A mathematical model has shown for the first time how climate change will increase glacial erosion by speeding up movement of the icy giants.
Using New Zealand's Franz Josef Glacier as a model, a team of international scientists confirmed a theoretical model first proposed in the 1970s by demonstrating that the rate of glacial erosion was proportional to the square of the glacier's speed.
This meant that fast moving glaciers, or portions of glaciers, would erode much more rock than slow-moving glaciers - and the pattern would increase erosion as climate change sped up movement.
The findings, just published in the journal Science, applied to faster-moving glaciers in mountainous mid-latitude regions, such as the Fox and Franz Josef glaciers, but not necessarily to polar glaciers that moved more slowly.
Study co-author and GNS Science geologist Simon Cox said this "non-linear behaviour" explained the wide range of observed glacial erosion rates - and also the profound impact of glaciation on mountainous landscapes during the past few millions years.
"The erosive power of glaciers varies considerably, with some of the most rapid glacial erosion happening in mid-latitude climates," he said.
"This research confirms that fast glaciers are more effective at gouging landscapes than slow-moving ones."
Although the process of glaciation was widespread in the landscape, scientists did not fully understand it, partly because of the great difficulty accessing the ice-bedrock interface underneath glaciers.
In the study of the Franz Josef Glacier, which took place over a five-month period in 2013 and 2014, the scientists used a combination of two techniques to shed light on the glacier's behaviour.
Firstly, they used satellite imagery to measure the speed of the glacier at its surface, which reaches up to 3m-a-day.

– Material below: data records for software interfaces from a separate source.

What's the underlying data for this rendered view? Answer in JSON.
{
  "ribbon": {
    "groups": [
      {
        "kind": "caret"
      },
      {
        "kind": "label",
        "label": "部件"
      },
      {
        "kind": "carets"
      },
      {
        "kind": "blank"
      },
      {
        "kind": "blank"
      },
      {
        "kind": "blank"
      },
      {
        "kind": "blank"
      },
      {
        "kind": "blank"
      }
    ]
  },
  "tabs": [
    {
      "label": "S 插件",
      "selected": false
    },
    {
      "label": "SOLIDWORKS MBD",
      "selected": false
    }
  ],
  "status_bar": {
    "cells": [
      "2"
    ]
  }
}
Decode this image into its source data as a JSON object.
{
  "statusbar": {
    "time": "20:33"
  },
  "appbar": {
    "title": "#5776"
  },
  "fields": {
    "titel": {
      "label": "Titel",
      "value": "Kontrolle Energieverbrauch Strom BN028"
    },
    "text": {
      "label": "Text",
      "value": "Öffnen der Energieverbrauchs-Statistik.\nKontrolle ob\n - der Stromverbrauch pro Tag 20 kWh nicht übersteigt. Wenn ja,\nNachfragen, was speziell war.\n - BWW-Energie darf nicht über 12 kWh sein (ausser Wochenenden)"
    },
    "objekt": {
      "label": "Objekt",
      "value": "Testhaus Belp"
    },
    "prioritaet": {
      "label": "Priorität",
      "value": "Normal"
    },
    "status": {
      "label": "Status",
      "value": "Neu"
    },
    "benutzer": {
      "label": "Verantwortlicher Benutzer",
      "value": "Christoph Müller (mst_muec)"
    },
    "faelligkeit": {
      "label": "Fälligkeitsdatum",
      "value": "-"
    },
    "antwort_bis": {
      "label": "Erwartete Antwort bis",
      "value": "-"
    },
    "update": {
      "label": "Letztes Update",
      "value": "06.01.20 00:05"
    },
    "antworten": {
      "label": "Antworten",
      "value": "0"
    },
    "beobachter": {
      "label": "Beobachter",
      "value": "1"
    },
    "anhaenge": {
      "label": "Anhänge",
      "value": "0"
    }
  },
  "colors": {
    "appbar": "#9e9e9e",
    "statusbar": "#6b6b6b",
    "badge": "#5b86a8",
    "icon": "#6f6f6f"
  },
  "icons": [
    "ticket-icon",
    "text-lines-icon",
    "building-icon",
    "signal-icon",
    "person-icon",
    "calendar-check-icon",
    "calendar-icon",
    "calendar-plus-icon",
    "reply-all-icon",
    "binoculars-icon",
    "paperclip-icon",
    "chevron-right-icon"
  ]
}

At the same time, they analysed the crystalline structure of carbon-bearing particles - mostly graphite - collected from the meltwater river below the glacier.
To do this, they used a method called Raman spectroscopy, which involves measuring the way light is scattered when it interacts with carbonaceous particles.
They then used the "Raman signature" to track particles back to the bands of Alpine Schist rocks from where each particle was eroded.
This enabled them to quantify erosion rates beneath the glacier.
From the results, they have developed a law for glacial erosion that captures the variability seen globally, in different climate zones.
Their work shows erosion is highly sensitive to small variations in topographic slope and rainfall.
Dr Cox said the power demonstrated by the combination of techniques would enable scientists to better understand glacial erosion and how this will change as glaciers respond to global warming.
Associate Professor Andrew Mackintosh, deputy director of Victoria University's Antarctic Research Centre, said the study demonstrated how New Zealand glaciers - especially those few that flow very fast - are also capable of eroding the underlying landscape at a fast rate.
"The broader implications of this study are related to how landscapes evolve through time," he said.
"Glacial erosion is difficult to study because we do not have access to the base of glaciers and the processes there cannot be observed directly.
"However, we know that some glaciers cause very large amounts of erosion while others do not.
"This study helps to explain why glacier erosion rates vary in space and time."
The findings also add to a bleak picture for the future of New Zealand's postcard glaciers.
Earlier this year, Victoria University scientist Dr Brian Anderson told the Herald that, by 2100, they would bear little resemblance to how we know them today.
Recent research had already shown how the Franz Josef and Fox Glaciers, which attract tens of thousands of tourists each year, had retreated by three kilometres and at least between three to four square kilometres in area since the 1800s, with most of the loss happening between 1934 and 1983.
Although there had been small advances at different points, the overall picture was one of melting - and a retreat observed last year was one of the fastest on record.
An analysis of aerial surveys, published on Australian website The Conversation last year, also showed how a third of the permanent snow and ice on the Southern Alps had vanished in less than four decades.
Partly using aerial surveys by the National Institute of Water and Atmospheric Research, study authors Dr Jim Salinger, Professor Emeritus Blair Fitzharris and Dr Trevor Chinn calculated the alps' ice volume had shrunk by 18.4cu km or 34 per cent - and those ice losses have been accelerating rapidly in the past 15 years.